--- Dataset excerpts ---
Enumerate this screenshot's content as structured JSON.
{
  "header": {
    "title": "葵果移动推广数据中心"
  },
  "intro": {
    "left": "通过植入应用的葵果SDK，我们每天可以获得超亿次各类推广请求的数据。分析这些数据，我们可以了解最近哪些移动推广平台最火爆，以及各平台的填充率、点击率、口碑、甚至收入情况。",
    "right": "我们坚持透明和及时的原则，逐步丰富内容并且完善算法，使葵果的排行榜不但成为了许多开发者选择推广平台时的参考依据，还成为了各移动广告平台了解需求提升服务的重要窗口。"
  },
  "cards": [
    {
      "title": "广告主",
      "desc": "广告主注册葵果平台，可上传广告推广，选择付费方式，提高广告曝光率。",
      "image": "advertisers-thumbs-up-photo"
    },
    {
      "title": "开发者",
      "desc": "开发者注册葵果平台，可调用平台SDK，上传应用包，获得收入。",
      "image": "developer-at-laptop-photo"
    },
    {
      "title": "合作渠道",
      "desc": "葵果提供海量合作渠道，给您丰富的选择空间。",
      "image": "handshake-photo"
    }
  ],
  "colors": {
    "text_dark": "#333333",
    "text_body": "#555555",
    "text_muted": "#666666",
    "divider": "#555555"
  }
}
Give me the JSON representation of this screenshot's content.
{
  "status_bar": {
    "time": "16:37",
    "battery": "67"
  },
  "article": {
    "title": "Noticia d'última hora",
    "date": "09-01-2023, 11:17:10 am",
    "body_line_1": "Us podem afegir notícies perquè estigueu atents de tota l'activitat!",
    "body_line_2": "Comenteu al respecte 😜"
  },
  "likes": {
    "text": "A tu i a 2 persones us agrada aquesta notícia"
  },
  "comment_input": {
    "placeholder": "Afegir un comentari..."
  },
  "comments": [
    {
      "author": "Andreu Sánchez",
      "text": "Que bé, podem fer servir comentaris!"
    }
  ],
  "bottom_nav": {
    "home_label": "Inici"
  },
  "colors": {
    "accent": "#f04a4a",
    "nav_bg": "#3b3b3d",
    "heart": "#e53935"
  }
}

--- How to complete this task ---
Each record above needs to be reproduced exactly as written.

--- Your solution ---
Enumerate this screenshot's content as structured JSON.
{
  "header": {
    "title": "葵果移动推广数据中心"
  },
  "intro": {
    "left": "通过植入应用的葵果SDK，我们每天可以获得超亿次各类推广请求的数据。分析这些数据，我们可以了解最近哪些移动推广平台最火爆，以及各平台的填充率、点击率、口碑、甚至收入情况。",
    "right": "我们坚持透明和及时的原则，逐步丰富内容并且完善算法，使葵果的排行榜不但成为了许多开发者选择推广平台时的参考依据，还成为了各移动广告平台了解需求提升服务的重要窗口。"
  },
  "cards": [
    {
      "title": "广告主",
      "desc": "广告主注册葵果平台，可上传广告推广，选择付费方式，提高广告曝光率。",
      "image": "advertisers-thumbs-up-photo"
    },
    {
      "title": "开发者",
      "desc": "开发者注册葵果平台，可调用平台SDK，上传应用包，获得收入。",
      "image": "developer-at-laptop-photo"
    },
    {
      "title": "合作渠道",
      "desc": "葵果提供海量合作渠道，给您丰富的选择空间。",
      "image": "handshake-photo"
    }
  ],
  "colors": {
    "text_dark": "#333333",
    "text_body": "#555555",
    "text_muted": "#666666",
    "divider": "#555555"
  }
}
Give me the JSON representation of this screenshot's content.
{
  "status_bar": {
    "time": "16:37",
    "battery": "67"
  },
  "article": {
    "title": "Noticia d'última hora",
    "date": "09-01-2023, 11:17:10 am",
    "body_line_1": "Us podem afegir notícies perquè estigueu atents de tota l'activitat!",
    "body_line_2": "Comenteu al respecte 😜"
  },
  "likes": {
    "text": "A tu i a 2 persones us agrada aquesta notícia"
  },
  "comment_input": {
    "placeholder": "Afegir un comentari..."
  },
  "comments": [
    {
      "author": "Andreu Sánchez",
      "text": "Que bé, podem fer servir comentaris!"
    }
  ],
  "bottom_nav": {
    "home_label": "Inici"
  },
  "colors": {
    "accent": "#f04a4a",
    "nav_bg": "#3b3b3d",
    "heart": "#e53935"
  }
}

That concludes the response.